──────── Source material

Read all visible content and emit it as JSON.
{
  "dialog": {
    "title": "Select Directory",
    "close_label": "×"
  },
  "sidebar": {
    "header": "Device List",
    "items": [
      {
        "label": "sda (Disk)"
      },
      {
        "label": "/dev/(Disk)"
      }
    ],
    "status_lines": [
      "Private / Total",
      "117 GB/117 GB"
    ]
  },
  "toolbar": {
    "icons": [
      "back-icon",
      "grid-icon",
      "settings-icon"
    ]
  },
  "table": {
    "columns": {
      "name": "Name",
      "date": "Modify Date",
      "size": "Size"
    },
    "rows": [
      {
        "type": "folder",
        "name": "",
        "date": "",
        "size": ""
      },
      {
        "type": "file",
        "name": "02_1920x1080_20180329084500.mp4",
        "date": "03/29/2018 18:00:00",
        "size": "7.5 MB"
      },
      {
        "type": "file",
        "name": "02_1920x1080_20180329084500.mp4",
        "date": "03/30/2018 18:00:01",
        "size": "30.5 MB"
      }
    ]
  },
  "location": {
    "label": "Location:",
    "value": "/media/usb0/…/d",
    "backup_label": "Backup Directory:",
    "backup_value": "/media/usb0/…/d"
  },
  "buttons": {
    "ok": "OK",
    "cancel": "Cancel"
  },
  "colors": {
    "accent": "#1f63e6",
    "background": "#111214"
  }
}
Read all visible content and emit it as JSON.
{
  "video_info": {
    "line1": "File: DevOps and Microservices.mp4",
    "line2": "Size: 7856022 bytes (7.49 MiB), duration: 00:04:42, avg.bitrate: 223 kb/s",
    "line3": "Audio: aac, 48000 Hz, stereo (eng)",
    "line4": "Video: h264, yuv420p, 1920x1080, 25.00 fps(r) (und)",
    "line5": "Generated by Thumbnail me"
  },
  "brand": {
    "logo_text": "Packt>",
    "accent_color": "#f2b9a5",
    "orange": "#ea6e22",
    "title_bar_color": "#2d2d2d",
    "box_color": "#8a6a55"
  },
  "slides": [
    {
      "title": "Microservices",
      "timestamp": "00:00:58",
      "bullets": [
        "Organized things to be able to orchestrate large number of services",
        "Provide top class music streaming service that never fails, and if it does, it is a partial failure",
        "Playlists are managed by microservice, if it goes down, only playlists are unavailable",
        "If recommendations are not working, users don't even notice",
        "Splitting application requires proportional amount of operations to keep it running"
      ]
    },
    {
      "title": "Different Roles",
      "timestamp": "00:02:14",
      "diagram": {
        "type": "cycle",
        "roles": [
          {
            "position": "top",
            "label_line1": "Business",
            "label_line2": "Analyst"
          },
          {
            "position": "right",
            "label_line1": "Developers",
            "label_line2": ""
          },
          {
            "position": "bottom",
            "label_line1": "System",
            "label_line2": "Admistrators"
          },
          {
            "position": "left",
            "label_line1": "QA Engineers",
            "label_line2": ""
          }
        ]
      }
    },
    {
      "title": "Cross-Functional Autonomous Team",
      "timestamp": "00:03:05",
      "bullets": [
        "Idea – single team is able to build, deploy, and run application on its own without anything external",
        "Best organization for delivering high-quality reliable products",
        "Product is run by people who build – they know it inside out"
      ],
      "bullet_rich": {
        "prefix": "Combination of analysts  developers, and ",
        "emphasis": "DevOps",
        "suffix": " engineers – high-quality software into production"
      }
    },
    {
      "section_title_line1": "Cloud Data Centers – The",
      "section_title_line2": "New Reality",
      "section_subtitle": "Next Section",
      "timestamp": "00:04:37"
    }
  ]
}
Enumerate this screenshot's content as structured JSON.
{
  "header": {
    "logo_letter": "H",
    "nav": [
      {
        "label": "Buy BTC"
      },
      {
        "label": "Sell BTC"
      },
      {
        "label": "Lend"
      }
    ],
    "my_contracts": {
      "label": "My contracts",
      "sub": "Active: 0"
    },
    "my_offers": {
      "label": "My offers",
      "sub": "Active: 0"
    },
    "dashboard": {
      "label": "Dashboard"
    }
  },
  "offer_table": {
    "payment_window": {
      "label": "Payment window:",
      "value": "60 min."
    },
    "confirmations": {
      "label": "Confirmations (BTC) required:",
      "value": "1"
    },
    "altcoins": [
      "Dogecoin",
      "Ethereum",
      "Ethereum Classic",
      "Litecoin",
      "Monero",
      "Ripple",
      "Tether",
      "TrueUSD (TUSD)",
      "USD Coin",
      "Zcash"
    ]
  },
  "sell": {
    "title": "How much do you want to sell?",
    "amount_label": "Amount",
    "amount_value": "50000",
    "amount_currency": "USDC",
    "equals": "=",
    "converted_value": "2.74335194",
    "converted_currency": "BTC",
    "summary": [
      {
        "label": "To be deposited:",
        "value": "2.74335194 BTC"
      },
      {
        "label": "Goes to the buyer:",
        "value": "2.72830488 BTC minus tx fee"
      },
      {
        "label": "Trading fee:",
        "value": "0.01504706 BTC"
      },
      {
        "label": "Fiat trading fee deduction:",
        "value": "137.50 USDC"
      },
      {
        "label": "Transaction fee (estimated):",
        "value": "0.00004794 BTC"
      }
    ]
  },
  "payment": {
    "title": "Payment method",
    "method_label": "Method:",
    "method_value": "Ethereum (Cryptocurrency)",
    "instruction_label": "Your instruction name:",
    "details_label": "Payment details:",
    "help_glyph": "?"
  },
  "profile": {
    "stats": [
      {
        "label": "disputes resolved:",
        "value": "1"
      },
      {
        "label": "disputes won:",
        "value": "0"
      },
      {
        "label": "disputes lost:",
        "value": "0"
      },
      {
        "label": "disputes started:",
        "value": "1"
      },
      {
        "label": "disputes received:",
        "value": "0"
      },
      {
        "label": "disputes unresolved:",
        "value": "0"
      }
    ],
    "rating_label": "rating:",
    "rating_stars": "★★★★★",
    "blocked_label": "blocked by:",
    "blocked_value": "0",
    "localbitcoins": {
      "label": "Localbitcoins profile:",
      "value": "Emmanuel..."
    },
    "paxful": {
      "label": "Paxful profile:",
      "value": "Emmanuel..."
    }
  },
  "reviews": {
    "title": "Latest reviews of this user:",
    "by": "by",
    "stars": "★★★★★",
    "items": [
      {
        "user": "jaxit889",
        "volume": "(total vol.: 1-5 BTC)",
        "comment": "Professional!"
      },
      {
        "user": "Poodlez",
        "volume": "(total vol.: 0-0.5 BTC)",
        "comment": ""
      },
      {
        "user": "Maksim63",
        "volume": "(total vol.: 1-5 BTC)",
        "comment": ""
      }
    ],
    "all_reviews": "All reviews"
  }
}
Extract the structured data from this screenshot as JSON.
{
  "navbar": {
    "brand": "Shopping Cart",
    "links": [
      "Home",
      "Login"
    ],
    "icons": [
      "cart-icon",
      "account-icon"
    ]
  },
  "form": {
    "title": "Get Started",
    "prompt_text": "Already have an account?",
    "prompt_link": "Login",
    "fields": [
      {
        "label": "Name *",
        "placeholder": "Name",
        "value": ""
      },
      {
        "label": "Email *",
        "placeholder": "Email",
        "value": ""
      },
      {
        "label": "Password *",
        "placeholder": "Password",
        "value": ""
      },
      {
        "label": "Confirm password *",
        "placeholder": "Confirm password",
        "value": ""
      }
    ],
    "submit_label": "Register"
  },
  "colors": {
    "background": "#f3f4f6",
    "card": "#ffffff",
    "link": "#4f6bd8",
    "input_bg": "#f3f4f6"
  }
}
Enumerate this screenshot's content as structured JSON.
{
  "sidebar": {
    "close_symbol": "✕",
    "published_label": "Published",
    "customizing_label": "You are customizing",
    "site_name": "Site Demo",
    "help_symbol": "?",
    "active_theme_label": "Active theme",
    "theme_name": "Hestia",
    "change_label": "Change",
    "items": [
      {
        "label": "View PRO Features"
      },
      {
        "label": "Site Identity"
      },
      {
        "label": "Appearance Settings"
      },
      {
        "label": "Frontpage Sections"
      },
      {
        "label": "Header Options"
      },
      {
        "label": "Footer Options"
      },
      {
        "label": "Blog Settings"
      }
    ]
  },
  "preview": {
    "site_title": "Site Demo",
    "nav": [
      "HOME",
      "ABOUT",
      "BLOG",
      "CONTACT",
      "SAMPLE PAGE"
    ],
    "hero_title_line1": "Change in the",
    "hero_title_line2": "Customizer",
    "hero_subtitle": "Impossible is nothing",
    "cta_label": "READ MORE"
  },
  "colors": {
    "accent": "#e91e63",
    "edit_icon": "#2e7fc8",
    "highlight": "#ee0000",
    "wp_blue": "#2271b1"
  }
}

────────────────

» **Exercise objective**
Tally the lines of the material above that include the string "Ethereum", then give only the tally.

» **Answer to this exercise**
3